### AIM OF THE TASK
Each line holding the string "icon" is to be copied from the data.

▼▼▼

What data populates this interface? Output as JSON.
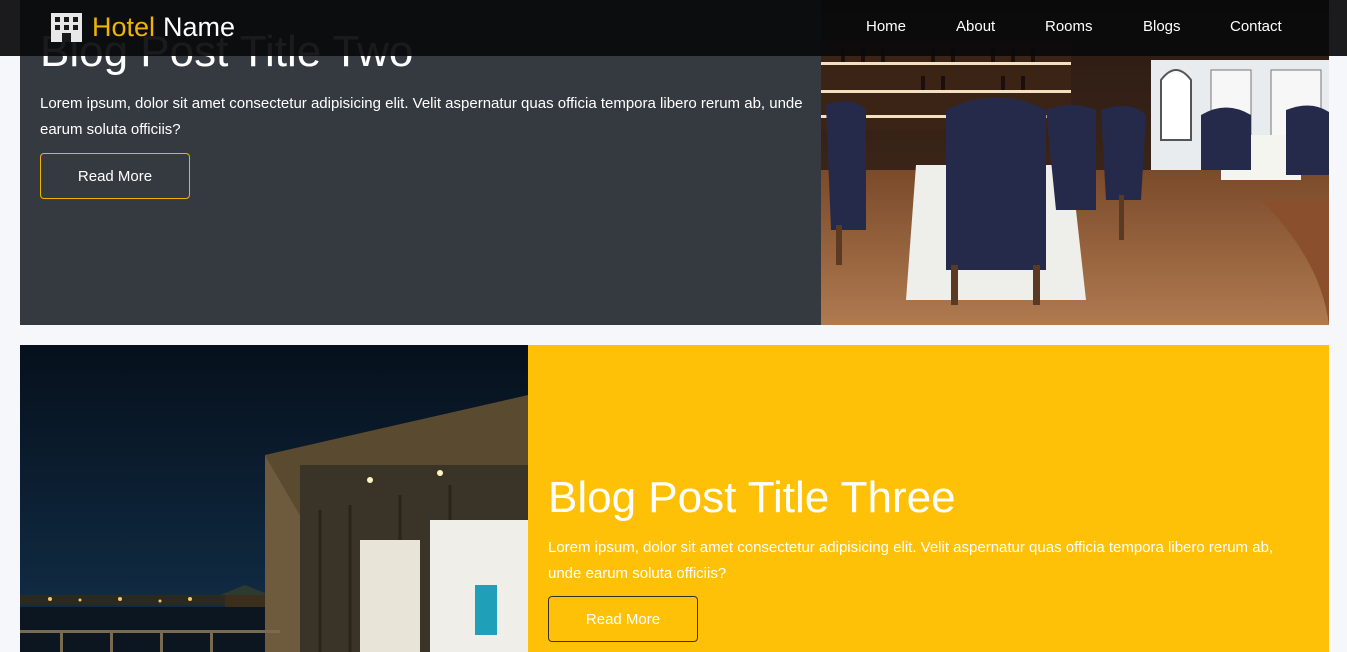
{
  "navbar": {
    "brand_accent": "Hotel",
    "brand_white": "Name",
    "brand_icon": "hotel-building-icon",
    "links": [
      "Home",
      "About",
      "Rooms",
      "Blogs",
      "Contact"
    ]
  },
  "posts": [
    {
      "title": "Blog Post Title Two",
      "excerpt": "Lorem ipsum, dolor sit amet consectetur adipisicing elit. Velit aspernatur quas officia tempora libero rerum ab, unde earum soluta officiis?",
      "button": "Read More",
      "image": "restaurant-dining-room-photo",
      "background": "#343a40"
    },
    {
      "title": "Blog Post Title Three",
      "excerpt": "Lorem ipsum, dolor sit amet consectetur adipisicing elit. Velit aspernatur quas officia tempora libero rerum ab, unde earum soluta officiis?",
      "button": "Read More",
      "image": "hotel-night-exterior-photo",
      "background": "#ffc107"
    }
  ],
  "colors": {
    "accent": "#f0b400",
    "navbar": "#0a0a0c",
    "page": "#f5f7fa"
  }
}
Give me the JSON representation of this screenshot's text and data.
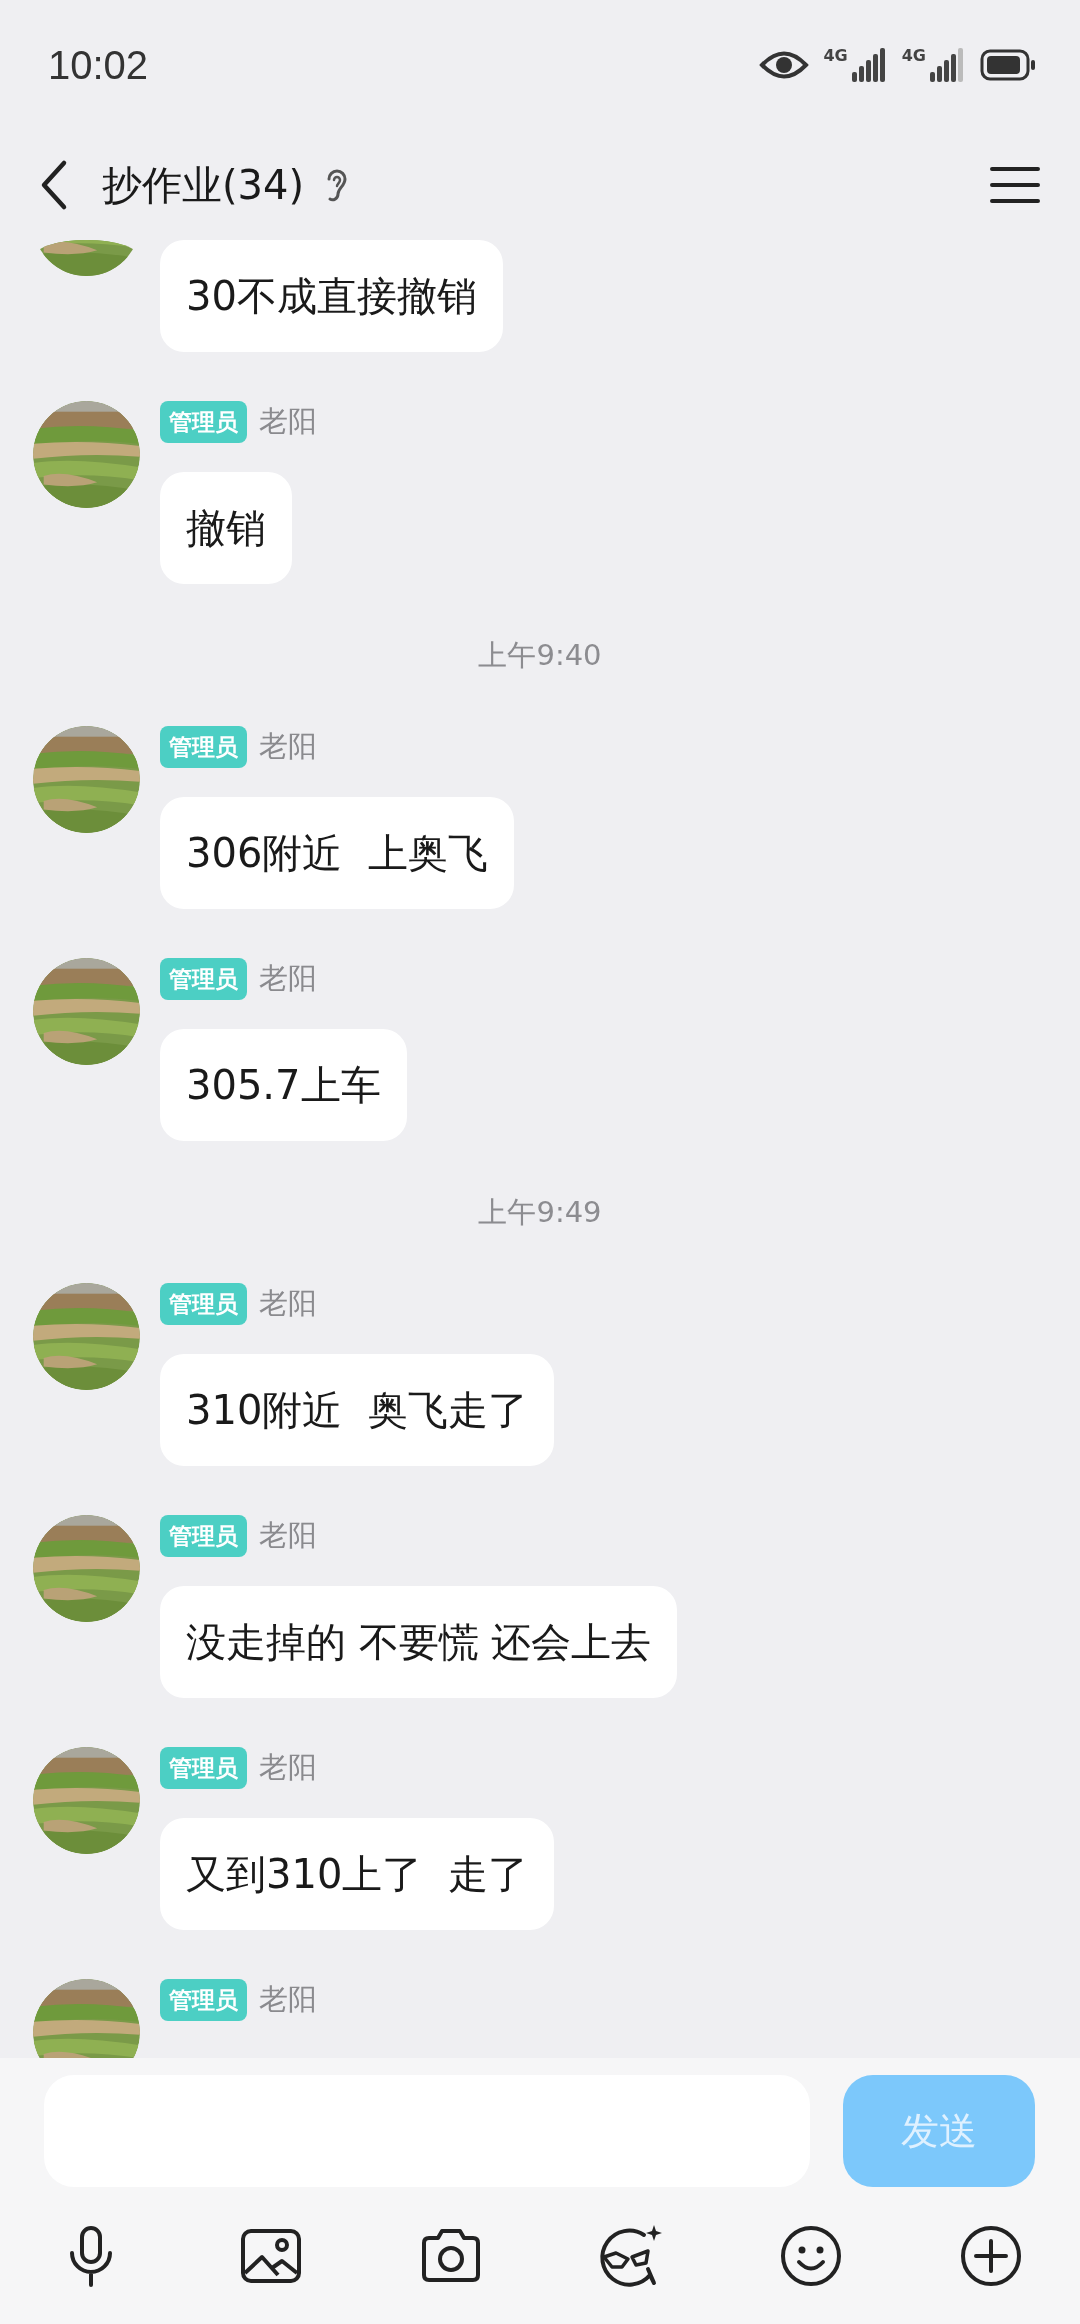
{
  "status_bar": {
    "time": "10:02",
    "networks": [
      {
        "label": "4G"
      },
      {
        "label": "4G"
      }
    ]
  },
  "header": {
    "title": "抄作业(34)"
  },
  "messages": [
    {
      "kind": "message",
      "text": "30不成直接撤销"
    },
    {
      "kind": "message",
      "badge": "管理员",
      "sender": "老阳",
      "text": "撤销"
    },
    {
      "kind": "time",
      "text": "上午9:40"
    },
    {
      "kind": "message",
      "badge": "管理员",
      "sender": "老阳",
      "text": "306附近  上奥飞"
    },
    {
      "kind": "message",
      "badge": "管理员",
      "sender": "老阳",
      "text": "305.7上车"
    },
    {
      "kind": "time",
      "text": "上午9:49"
    },
    {
      "kind": "message",
      "badge": "管理员",
      "sender": "老阳",
      "text": "310附近  奥飞走了"
    },
    {
      "kind": "message",
      "badge": "管理员",
      "sender": "老阳",
      "text": "没走掉的 不要慌 还会上去"
    },
    {
      "kind": "message",
      "badge": "管理员",
      "sender": "老阳",
      "text": "又到310上了  走了"
    },
    {
      "kind": "message",
      "badge": "管理员",
      "sender": "老阳"
    }
  ],
  "composer": {
    "send_button": {
      "label": "发送",
      "disabled": true
    }
  }
}
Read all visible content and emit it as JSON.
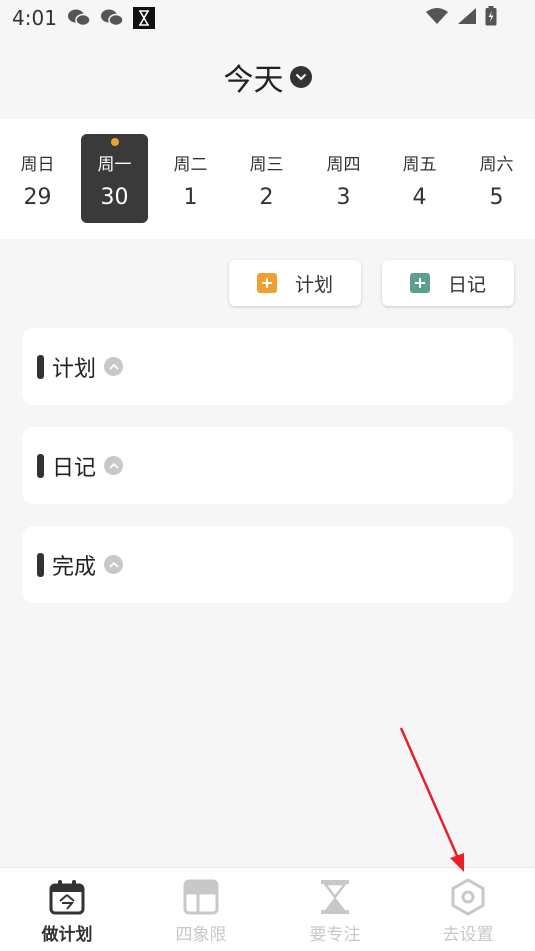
{
  "status_bar": {
    "time": "4:01"
  },
  "header": {
    "title": "今天"
  },
  "week": {
    "days": [
      {
        "name": "周日",
        "num": "29",
        "selected": false,
        "dot": false
      },
      {
        "name": "周一",
        "num": "30",
        "selected": true,
        "dot": true
      },
      {
        "name": "周二",
        "num": "1",
        "selected": false,
        "dot": false
      },
      {
        "name": "周三",
        "num": "2",
        "selected": false,
        "dot": false
      },
      {
        "name": "周四",
        "num": "3",
        "selected": false,
        "dot": false
      },
      {
        "name": "周五",
        "num": "4",
        "selected": false,
        "dot": false
      },
      {
        "name": "周六",
        "num": "5",
        "selected": false,
        "dot": false
      }
    ]
  },
  "actions": {
    "plan_label": "计划",
    "diary_label": "日记",
    "plan_color": "#f0a030",
    "diary_color": "#5e9e8e"
  },
  "sections": {
    "plan": "计划",
    "diary": "日记",
    "done": "完成"
  },
  "nav": {
    "items": [
      {
        "label": "做计划",
        "icon": "calendar-today-icon",
        "active": true
      },
      {
        "label": "四象限",
        "icon": "quadrant-icon",
        "active": false
      },
      {
        "label": "要专注",
        "icon": "hourglass-icon",
        "active": false
      },
      {
        "label": "去设置",
        "icon": "settings-hexagon-icon",
        "active": false
      }
    ]
  },
  "colors": {
    "accent_dark": "#3a3a3a",
    "dot": "#f0a030",
    "annotation_arrow": "#e8202a"
  }
}
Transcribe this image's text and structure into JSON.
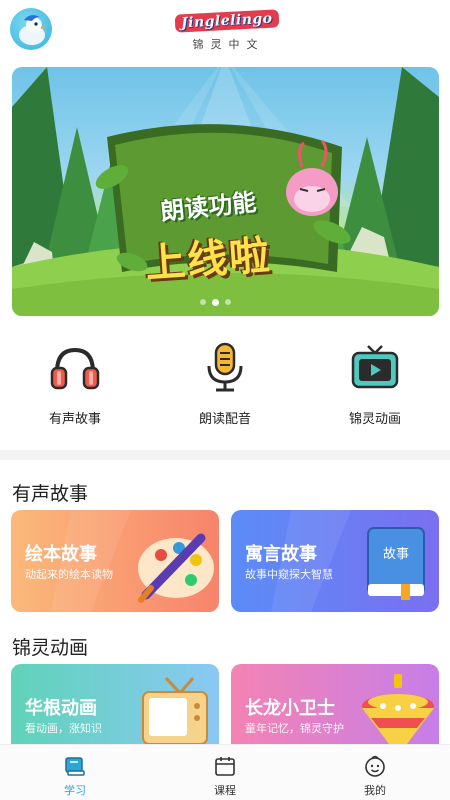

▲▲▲

### SOLUTION FOR THIS PROBLEM
    "brand_icon": "hotel-building-icon",
        "icon": "calendar-today-icon",
        "icon": "quadrant-icon",
        "icon": "hourglass-icon",
        "icon": "settings-hexagon-icon",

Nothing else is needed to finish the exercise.